- from the evidence given at my trial by former StatsCan employee and head of the census operation, Anil Arora: as of the 2006 census, the citizen’s name is on the computerized detailed census record (formerly, only a code number was on the individual record; the code number could be used to find a microfiche record that had a name.).
- I think it is a mistake to ignore the lessons of history: 2008-12-06 MIGHT BE THE MOST IMPORTANT PAGE ON MY BLOG: The role of mechanized census data in Nazi Europe. Why we have a Charter Right to privacy of personal information. Edwin Black, IBM and the Holocaust, the Strategic Alliance Between Nazi Germany and America’s Most Powerful Corporation.
BACK TO THE COMPLAINT FORM:
4. Continued. Steps you have taken to try to resolve it. Please see #5, the next item.
5. and 6. Have you attempted to resolve the matter with the Department? … copy of correspondence. Did you write to the Department .
I don’t know about the relevance of my communications with Statistics Canada for the purposes of the Privacy Commissioner. Most of it was motivated by objection to Lockheed Martin’s involvement in the census. Their involvement places the security of personal information at greater risk. However, that is a secondary factor. Statistics Canada is blatantly violating the Charter Right to privacy of personal information at the first step which is collection of data.
(See APPENDED NOTE concerning WHAT they are demanding.) I have communicated with StatsCan about my concerns and objections: (I first wrote to the Chief Statistician, Ivan Felligi, in 2004 but about Lockheed Martin`s participation in the Canadian census, not directly about privacy issues.)
2006: I was back-and-forth in correspondence with Ivan Felligi, Chief Statistician, repeating that my objection expressed in 2004 is to Lockheed Martin’s involvement. He does not address Lockheed Martin’s public record of court convictions, fines, etc. in his responses other than to say that through NAFTA American corporations can submit bids.
In 2006 during the taking of the census I had a 45-minute telephone conversation with Anil Arora who was at that time head of the census operation.
2007 June: The StatsCan mantra when you ask them about the morality of contracting-out to Lockheed Martin is “Not our responsibility.

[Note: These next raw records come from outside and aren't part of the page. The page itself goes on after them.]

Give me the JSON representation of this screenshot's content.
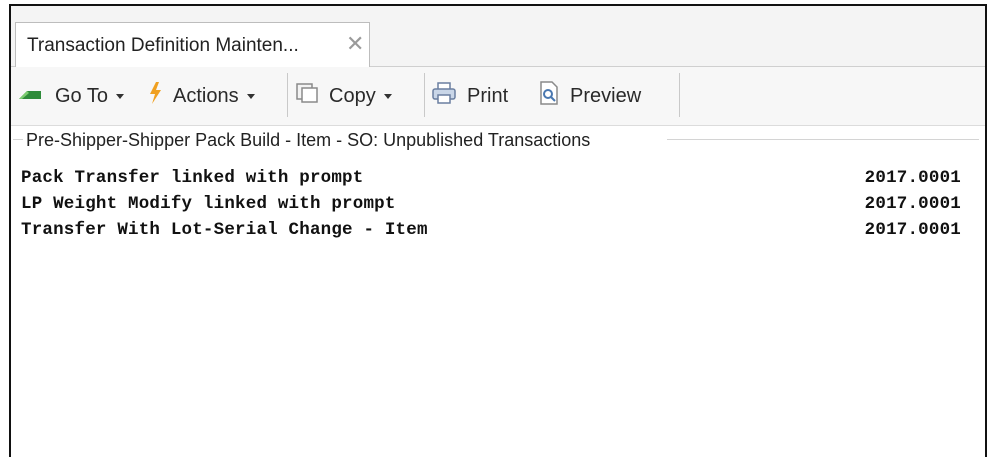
{
  "tab": {
    "title": "Transaction Definition Mainten...",
    "close_glyph": "✕"
  },
  "toolbar": {
    "goto_label": "Go To",
    "actions_label": "Actions",
    "copy_label": "Copy",
    "print_label": "Print",
    "preview_label": "Preview"
  },
  "group": {
    "title": "Pre-Shipper-Shipper Pack Build - Item - SO: Unpublished Transactions"
  },
  "transactions": [
    {
      "name": "Pack Transfer linked with prompt",
      "version": "2017.0001"
    },
    {
      "name": "LP Weight Modify linked with prompt",
      "version": "2017.0001"
    },
    {
      "name": "Transfer With Lot-Serial Change - Item",
      "version": "2017.0001"
    }
  ],
  "colors": {
    "goto_icon": "#2e8b3a",
    "actions_icon": "#f0a020",
    "frame": "#111111"
  }
}
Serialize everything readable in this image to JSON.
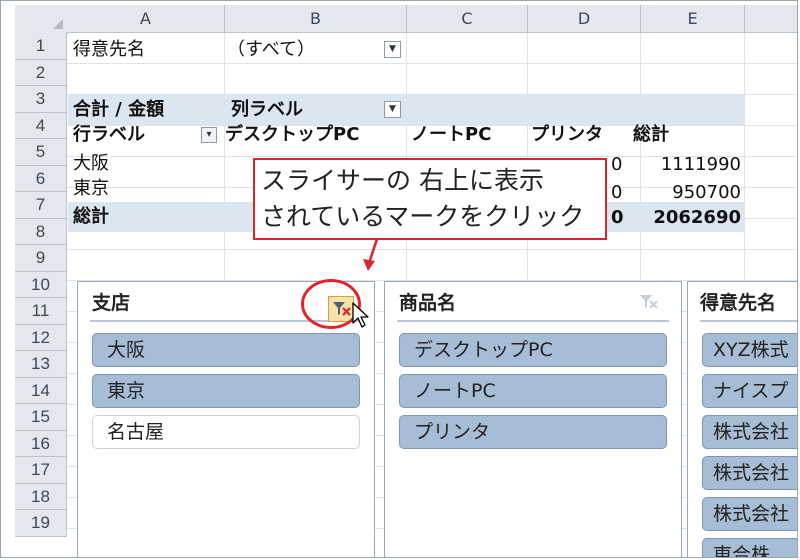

The contracts were negotiated by Public Works.”
2008 March: I guess it`s a form of communication – – I was presented with a summons to appear in Court.
2010 July 24: I sent a chronology of information to Munir Sheikh (Chief Statistician, later resigned). It explained a big part of the problem with the census and why many people will not cooperate with it.
2011-06-05 Cogent letter to Statistics Canada: my right to privacy is of utmost importance to me. (I did not write this, it is another attempt by another Canadian to bring StatsCan to its senses.)
2011-02-11 I sent an email to the new head of StatsCan, Wayne Smith. It centred on the problems with Lockheed Martin’s involvement in the census, but it did include the legal argument which is the Charter Right to privacy of personal information. I received no response.
7. Who have you dealt with?
Ivan Felligi, former Chief Statistician, now gone.
Anil Arora, former head of the Census Operation, now gone.
Wayne Smith, Current Chief Statistician
Minister Responsible for StatsCan, Tony Clement (sent an email to him, no response.)
Thank-you for taking my complaint under consideration. My phone is 306 373 8078 if I can be of further assistance.